    Absent all of that, there is ANTICIPATORY “front-running” — watching stock behavior to predict and order based what’s likely to happen next. I think that’s called “trading.”

    Has it occurred to anybody that the furor over the GS code theft is that they’re EMBARASSED by the code?

  9. bergsten says:

    Speaking of “front-running” I managed to “reply to your post before you sent it”!! (look at the order of posts).

    Clever, custom programmed, co-located, fast-networked on-site servers at Barry’s place (rackspace.com if you’re curious)?

    Nope. A “bug” — I’m on PDT, you are (apparently) on EDT. My timestamps are three hours earlier than yours — WordPress is sorting by local time instead of “universal” time.

    So, here’s another chance at frontrunning — who sets an order’s timestamp? If it’s the originator, mayhem is certainly possible!

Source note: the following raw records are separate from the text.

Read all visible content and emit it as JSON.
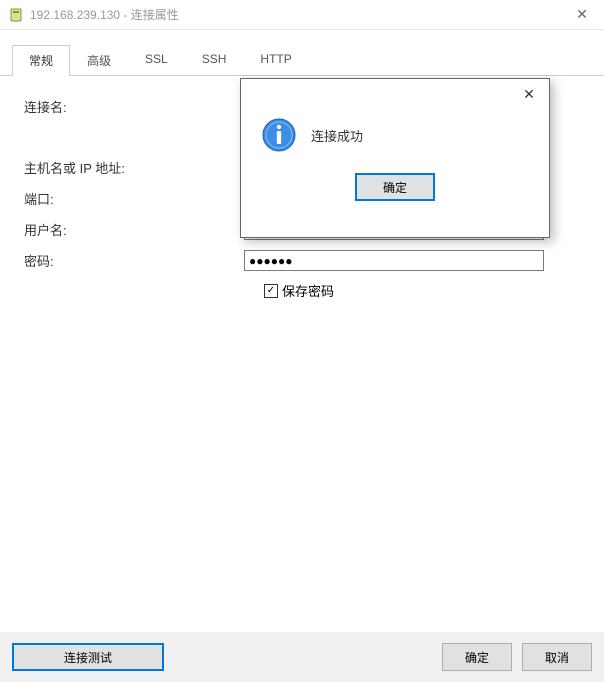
{
  "window": {
    "title": "192.168.239.130 - 连接属性",
    "close_icon": "✕"
  },
  "tabs": [
    {
      "label": "常规",
      "active": true
    },
    {
      "label": "高级",
      "active": false
    },
    {
      "label": "SSL",
      "active": false
    },
    {
      "label": "SSH",
      "active": false
    },
    {
      "label": "HTTP",
      "active": false
    }
  ],
  "form": {
    "connection_name": {
      "label": "连接名:",
      "value": ""
    },
    "host": {
      "label": "主机名或 IP 地址:",
      "value": ""
    },
    "port": {
      "label": "端口:",
      "value": ""
    },
    "username": {
      "label": "用户名:",
      "value": ""
    },
    "password": {
      "label": "密码:",
      "value": "●●●●●●"
    },
    "save_password": {
      "label": "保存密码",
      "checked": true,
      "checkmark": "✓"
    }
  },
  "buttons": {
    "test_connection": "连接测试",
    "ok": "确定",
    "cancel": "取消"
  },
  "modal": {
    "close_icon": "✕",
    "message": "连接成功",
    "ok": "确定"
  },
  "colors": {
    "accent": "#0078d7"
  }
}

  10. StatArber says:

    I have a quick question about this stuff. How exactly is this front running stuff supposed to work?

    My understanding of how all this works:

    Market Makers (“liquidity provider”) send limit orders to the market (quickly, canceling, replacing, whatever they want, very quickly). These orders are routed to the exchange’s computers and form the order book.

    ——
    Active orders:

    Other traders send orders to the market. Again, these orders are routed to the exchange’s computers (i.e. these orders are only seen by other market participants after being filled or placed in the order book). If the order is active, some market participant (probably a market maker, from above) collects the spread (and a liquitidy rebate) and takes the other side and the trader gets his fill (and pays a liquidity demand fee to the exchange — this fee is higher than the rebate for providing liquidity).

    At no point do market makers “see” active orders before they are filled. If this is the case, then how is it possible to pursue

    “2) ‘latency’ – discovering and then front-running electronic orders or a penny or more by exploding the latency or lag in execution.”

    If what I describe above is not true, what is the error I have made?

    —-
    Passive orders:

    Other traders place passive limit orders in the order book alongside other market makers. Once the order is placed and is in the order book, other market participants (including market makers/high frequency traders) can adjust their quotes accordingly. Clearly, the new limit order entering the market reflects demand for shares. Should large numbers of limit orders be placed on one side of the order book, it is likely that the price of the security will increase/decrease (supply and demand at work). High frequency traders/market makers, by their very nature, are the first to react and therefore are most likely to profit.

    Is this what the post refers to when speaking of

    1) ‘queuing’ [of orders] – finding orders loaded into a system, particularly limit orders, and trading against them;

    ??

    Again, this seems to me to be the only possible explanation. If this is not the case, where have I err’d?

    I don’t see how this should be an issue for the marketplace. There has always been someone reacting first to changes in order book dynamics. In the old days, this was the floor specialist when traders had to phone in orders and got delayed quotes and fills. It should not be news that people trading with more latency will have less information about the liquidity dynamics of the market.

    —–

    So either I have made mistakes in my description of how the market works (very possible, as I really only have a passing knowledge of these issues), or maybe there is some subtle issue that I have missed.

    Thanks.

    –Stat

  11. bergsten says:

    Yo, Stat. Like how I answered your comment BEFORE YOU EVEN POSTED IT?
    How’s THAT for front-running?

    p.s. Speaking of front-running, the Themis Trading paper I posted a link to here (which I GOT from here days before) is the subject of a John Mauldin newsletter article, and boy is he pissed about it! This pseudo-journalism thing is just so cool… http://www.frontlinethoughts.com/gateway.asp

  12. bergsten says:

    @Stat Sigh. I was so busy gloating, I forgot to mention the obvious — my “post before your post” is ABOVE your post in this thread — you have to scroll up above yours to see it (them actually).